Gray market activities have become global, occurring not only in less developed or volatile markets, but also in many well‐developed markets. Although the gray market…
Gray market activities have become global, occurring not only in less developed or volatile markets, but also in many well‐developed markets. Although the gray market problem has been discussed in the literature, pertinent research from a demand perspective remains scarce. This study establishes a valid measure of consumer attitude toward gray market goods and investigates the relationships between consumer attitude toward gray market goods and their antecedents. Data analysis reveals that both price‐quality inference and risk averseness significantly and negatively affect consumer attitude toward gray market goods. Strategies for managers of international brands to address gray market problems are presented.
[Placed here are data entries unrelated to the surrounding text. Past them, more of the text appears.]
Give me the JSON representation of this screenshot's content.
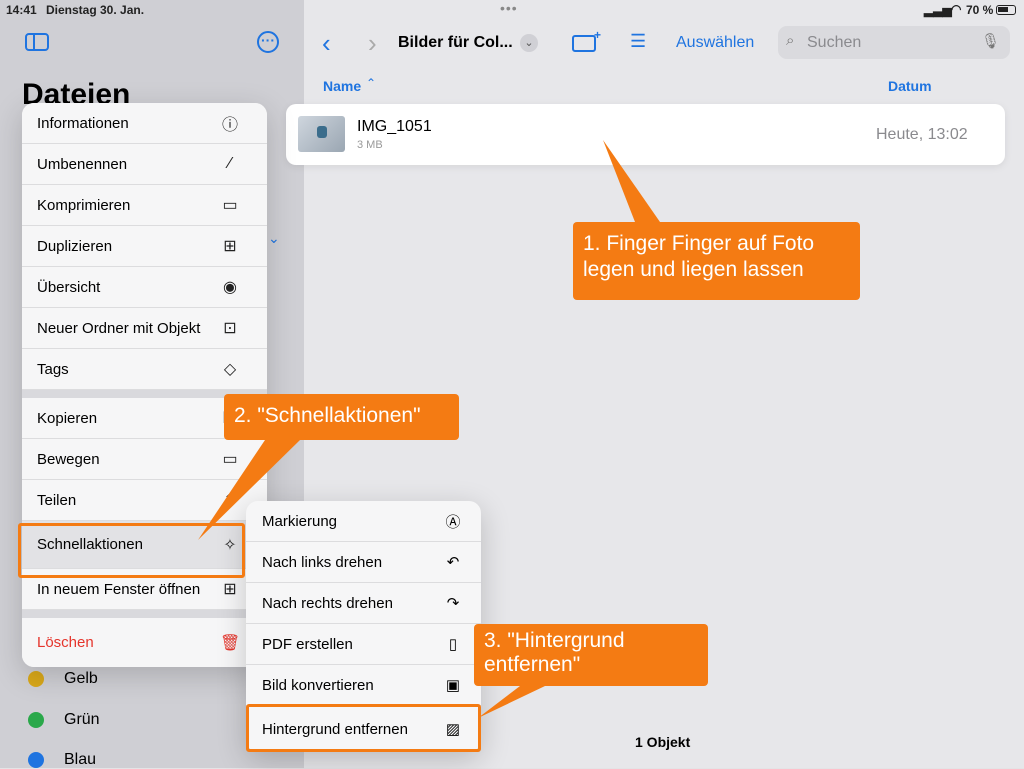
{
  "status": {
    "time": "14:41",
    "date": "Dienstag 30. Jan.",
    "battery": "70 %"
  },
  "sidebar": {
    "title": "Dateien",
    "tags": [
      {
        "label": "Gelb",
        "color": "#d9a81a"
      },
      {
        "label": "Grün",
        "color": "#2aa84a"
      },
      {
        "label": "Blau",
        "color": "#1f74e0"
      }
    ]
  },
  "toolbar": {
    "folder_title": "Bilder für Col...",
    "select_label": "Auswählen",
    "search_placeholder": "Suchen"
  },
  "columns": {
    "name": "Name",
    "date": "Datum"
  },
  "file": {
    "name": "IMG_1051",
    "size": "3 MB",
    "date": "Heute, 13:02"
  },
  "footer": {
    "count": "1 Objekt"
  },
  "context_menu": {
    "items": [
      "Informationen",
      "Umbenennen",
      "Komprimieren",
      "Duplizieren",
      "Übersicht",
      "Neuer Ordner mit Objekt",
      "Tags",
      "Kopieren",
      "Bewegen",
      "Teilen",
      "Schnellaktionen",
      "In neuem Fenster öffnen",
      "Löschen"
    ]
  },
  "submenu": {
    "items": [
      "Markierung",
      "Nach links drehen",
      "Nach rechts drehen",
      "PDF erstellen",
      "Bild konvertieren",
      "Hintergrund entfernen"
    ]
  },
  "callouts": {
    "step1": "1. Finger Finger auf Foto legen und liegen lassen",
    "step2": "2. \"Schnellaktionen\"",
    "step3": "3. \"Hintergrund entfernen\""
  },
  "accent_color": "#1f74e0",
  "callout_color": "#f47b13"
}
This paper is a study of the current trends and conditions of electronic resources for Chinese studies, based on a recent survey on the Internet of 29 Chinese libraries in…
This paper is a study of the current trends and conditions of electronic resources for Chinese studies, based on a recent survey on the Internet of 29 Chinese libraries in North America and eight Chinese libraries in China, Taiwan and Hong Kong. The survey discussed current electronic resources for Chinese studies, with a union list of major Chinese language databases currently used in libraries in Asia and the US. Current views on the use and development of electronic resources for Chinese studies were summarised.
The Communist revolution in China has led to the appearance in this country of increasing numbers of Chinese books in Russian translation. The Chinese names in Cyrillic transcription have presented many librarians and students with a new problem, that of identifying the Cyrillic form of a name with the customary Wade‐Giles transcription. The average cataloguer, the first to meet the problem, has two obvious lines of action, and neither is satisfactory. He can save up the names until he has a chance to consult an expert in Chinese. Apart altogether from the delay, the expert, confronted with a few isolated names, might simply reply that he could do nothing without the Chinese characters, and it is only rarely that Soviet books supply them. Alternatively, he can transliterate the Cyrillic letters according to the system in use in his library and leave the matter there for fear of making bad worse. As long as the writers are not well known, he may feel only faintly uneasy; but the appearance of Chzhou Ėn‐lai (or Čžou En‐laj) upsets his equanimity. Obviously this must be entered under Chou; and we must have Mao Tse‐tung and not Mao Tsze‐dun, Ch'en Po‐ta and not Chėn' Bo‐da. But what happens when we have another . . . We can hardly write Ch'en unless we know how to represent the remaining elements in the name; yet we are loth to write Ch'en in one name and Chėn' in another.